“I don’t see anything logical in developing the field for preservation of gas. Where exactly the gas will be coming from? Why this kind of issue is being discussed at this moment?” he said.

“I know the US and a few other countries are using their vacant gas fields as reservers because they have huge money. But this technology is not appropriate for us,” he replied to a question.   

Before this, ExxonMobil proposed the government to set up a small liquefied natural gas (LNG) terminal by using mothballed offshore facilities at Sangu to meet the country’s growing demand for energy in the short term. Later, the government cancelled the proposal to set up an LNG terminal at Sangu.

Model PSC

The government will finalise the model production sharing contract (model PSC) with an option of exporting gas to international markets to invite a new round of international bidding for oil and gas exploration in the country’s offshore blocks sometime next year.  The issued was discussed in yesterday”s meeting held at Petrobangla.

Tawfiq-e-Elahi Chowdhury instructed the officials to finalise the model PSC by this month.

“We’ve been instructed to finalise the model PSC by this month. But we don’t know why this instruction has been given. Before the general election, the government will not call any international tender for bidding offshore blocks that are allocated for oil and gas exploration,” a government official told The Independent.

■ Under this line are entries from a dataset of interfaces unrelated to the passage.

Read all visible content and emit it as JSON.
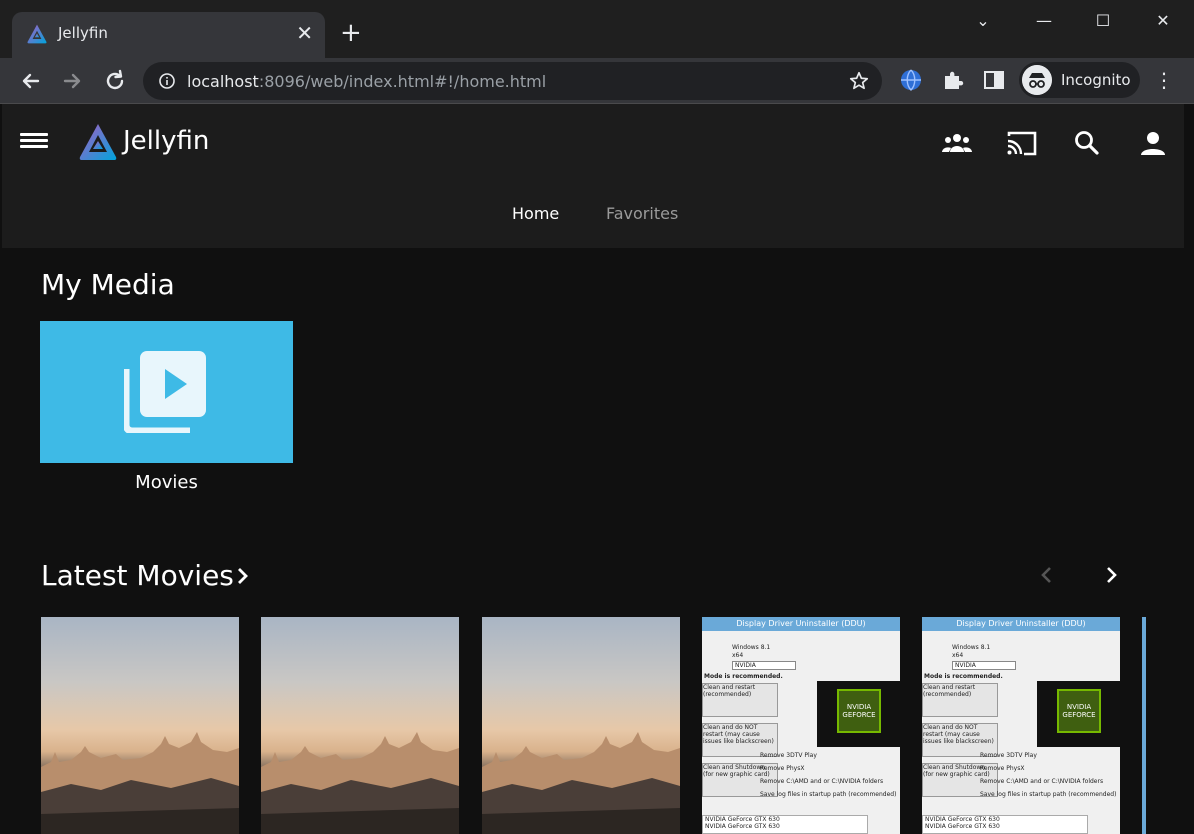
{
  "browser": {
    "tab_title": "Jellyfin",
    "tab_close": "✕",
    "new_tab": "+",
    "url_host": "localhost",
    "url_rest": ":8096/web/index.html#!/home.html",
    "profile_label": "Incognito",
    "menu": "⋮",
    "window_controls": [
      "⌄",
      "—",
      "☐",
      "✕"
    ]
  },
  "app": {
    "brand": "Jellyfin",
    "accent": "#3ebae6",
    "tabs": [
      {
        "label": "Home",
        "active": true
      },
      {
        "label": "Favorites",
        "active": false
      }
    ]
  },
  "my_media": {
    "title": "My Media",
    "items": [
      {
        "label": "Movies",
        "icon": "video-library-icon"
      }
    ]
  },
  "latest_movies": {
    "title": "Latest Movies",
    "posters": [
      {
        "kind": "city"
      },
      {
        "kind": "city"
      },
      {
        "kind": "city"
      },
      {
        "kind": "ddu",
        "window_title": "Display Driver Uninstaller (DDU)",
        "version": "Windows 8.1",
        "arch": "x64",
        "vendor": "NVIDIA",
        "mode_note": "Mode is recommended.",
        "options": [
          "Remove 3DTV Play",
          "Remove PhysX",
          "Remove C:\\AMD and or C:\\NVIDIA folders",
          "Save log files in startup path (recommended)"
        ],
        "buttons": [
          "Clean and restart (recommended)",
          "Clean and do NOT restart (may cause issues like blackscreen)",
          "Clean and Shutdown (for new graphic card)"
        ],
        "logo_text": [
          "NVIDIA",
          "GEFORCE"
        ],
        "footer": [
          "NVIDIA GeForce GTX 630",
          "NVIDIA GeForce GTX 630"
        ]
      },
      {
        "kind": "ddu",
        "window_title": "Display Driver Uninstaller (DDU)",
        "version": "Windows 8.1",
        "arch": "x64",
        "vendor": "NVIDIA",
        "mode_note": "Mode is recommended.",
        "options": [
          "Remove 3DTV Play",
          "Remove PhysX",
          "Remove C:\\AMD and or C:\\NVIDIA folders",
          "Save log files in startup path (recommended)"
        ],
        "buttons": [
          "Clean and restart (recommended)",
          "Clean and do NOT restart (may cause issues like blackscreen)",
          "Clean and Shutdown (for new graphic card)"
        ],
        "logo_text": [
          "NVIDIA",
          "GEFORCE"
        ],
        "footer": [
          "NVIDIA GeForce GTX 630",
          "NVIDIA GeForce GTX 630"
        ]
      }
    ]
  }
}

“But we have to follow the instruction given by the policymakers and accordingly change some things relating to pipeline constriction by the operators and the charges. But the buying price of gas at USD 6.50 per unit will remain the same,” he said.

In the new model PSC, the contractor will initially conduct a seismic survey within three years and complete the data analysis. Next, it will inform the government whether it wants to move further with its plan or leave the country.

Sources said that after settlement of the disputes with Myanmar and India, Bangladesh’s total number of gas blocks now stands at 48. Among these, there are 22 onshore blocks and 26 offshore blocks. Of these offshore blocks, 11 are shallow blocks and remaining 15 are deep sea blocks.

So far, Bangladesh made no major breakthrough in offshore gas exploration after settlement of maritime boundary disputes with Myanmar in March 2012 and with India in July 2014. It has only awarded four offshore blocks out of the total 22. Myanmar, in contrast, has awarded 26 blocks in its maritime area.

Officials said that in the four awarded offshore blocks, the shallow blocks SS-11, SS-04, SS-09 were awarded in the 2014 bidding round, while the only deep sea block DS-12 was awarded in 2017 under a special initiative.